The figures have prompted calls for more to be done to tackle workplace discrimination for those suffering from diabetes and legal experts have said that employers should make sure that their policies and practices in this area comply fully with existing employment law.
Here, Stephen Woodhouse, a solicitor and specialist in employment law at the national firm, Stephensons, provides a guide for employers and an outline of their obligations as well as tips for striking a balance between absence management and being fair to employees.
Employee absence can, of course, have a detrimental impact on productivity and profitability, costing businesses millions of pounds each year. However, policies which are too draconian or fail to deal with disability in the proper way can cost firms thousands in legal fees. It is therefore vital that employers are aware of some of the legal issues in this area and can in turn can apply a suitably robust, yet fair absence management policy.
What is the law in this area?
There are no specific laws which govern absence management per se, however disabled employees have protection from discrimination under the Equality Act 2010. In order to enjoy such protection the employee needs to establish that they have a ‘disability’.
However, the law at present does not automatically recognise diabetes as a disability.
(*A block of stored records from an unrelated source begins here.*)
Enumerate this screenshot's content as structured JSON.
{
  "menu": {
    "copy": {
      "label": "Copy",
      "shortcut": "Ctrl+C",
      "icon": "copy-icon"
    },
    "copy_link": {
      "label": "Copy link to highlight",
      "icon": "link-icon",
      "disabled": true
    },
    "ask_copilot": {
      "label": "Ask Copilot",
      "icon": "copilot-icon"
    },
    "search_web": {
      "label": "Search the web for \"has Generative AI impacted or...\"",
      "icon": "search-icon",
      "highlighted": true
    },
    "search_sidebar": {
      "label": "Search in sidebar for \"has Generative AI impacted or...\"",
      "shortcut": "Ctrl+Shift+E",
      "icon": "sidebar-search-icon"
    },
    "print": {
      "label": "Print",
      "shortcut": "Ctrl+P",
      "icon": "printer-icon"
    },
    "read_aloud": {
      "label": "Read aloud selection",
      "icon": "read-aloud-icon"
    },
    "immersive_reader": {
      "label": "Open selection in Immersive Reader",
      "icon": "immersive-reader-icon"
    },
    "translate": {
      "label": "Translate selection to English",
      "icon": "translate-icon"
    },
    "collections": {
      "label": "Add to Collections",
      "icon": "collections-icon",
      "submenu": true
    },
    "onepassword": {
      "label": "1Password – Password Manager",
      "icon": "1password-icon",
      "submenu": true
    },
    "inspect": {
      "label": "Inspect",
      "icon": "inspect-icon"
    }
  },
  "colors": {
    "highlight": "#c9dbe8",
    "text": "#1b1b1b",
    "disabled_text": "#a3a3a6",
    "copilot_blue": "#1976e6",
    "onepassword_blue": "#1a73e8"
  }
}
Instead, the burden is on the employee to show that they have a condition which meets the relevant legal test; do they suffer from a “long term” impairment which has a “substantial and adverse” impact on their day to day activities? If the employee satisfies this, they will be protected from discrimination.
If the employee can show that they were disciplined “because of” their disability then this will give rise to a discrimination claim. However, employees will have difficulty proving the same unless they have explicit evidence that the disability itself was the cause of the sanction.
An easier test to satisfy the situation is where a disabled employee argues that he has suffered discrimination because of “something arising in consequence of his disability” namely his sickness absence. However, the employer can rebut this complaint if the employee can show that the decision to sanction them due to sickness absence was a proportionate means of achieving a legitimate aim.
What policies should be put in place?
It is important that businesses have clear and accessible policies and procedures in place to manage sickness absence. The policies should make clear the expectations on attendance and include a clear absence reporting process.
They should also explain the long term process of absence management. This includes identifying the trigger points where absence will be deemed excessive and a disciplinary sanction may be imposed. However, it is important that any absence is managed in the right way; employers should avoid a one size fits all approach. If an employer applies a policy to all which disproportionately affects a disabled employee then this can give rise to a claim for indirect discrimination.
Where those suffering with diabetes have a number of short term absences or a significant period of time off work due to their condition, this does not exempt them from addressing this. However, equally the employer must judge each situation on a case by case basis and consider alternative steps they can take to assist the employee.
What allowances should HR professionals and companies be making?
Indeed, under the Equality Act 2010, employers have a positive obligation to make reasonable adjustments to their policies where disabled employees are put to a substantial disadvantage because of their condition. In these circumstances a reasonable adjustment could be to extend company sick pay for a disabled employee or to relax the potential disciplinary sanction imposed upon the employee if they are disabled.
However, the Equality Act 2010 seeks to strike a fair balance. If a certain adjustment would remove the disadvantage suffered by the disabled employee, but it is not reasonable from the employer’s perspective then the law does not force it upon them. Some of the factors affecting reasonableness include:
- Size of the business
- Disruption or impact on productivity of the employee or wider business
On a practical level it is important for employers to hold return to work meetings. These meetings should take place as soon as practicable following the end of the period of sickness absence. Managers holding these meetings should have regular training and guidance on how to approach the meeting. It should explore the nature of the illness, any causes/trigger for the conditions, any steps which the employee could take to alleviate this, any changes which the employee’s role or duties would improve attendance.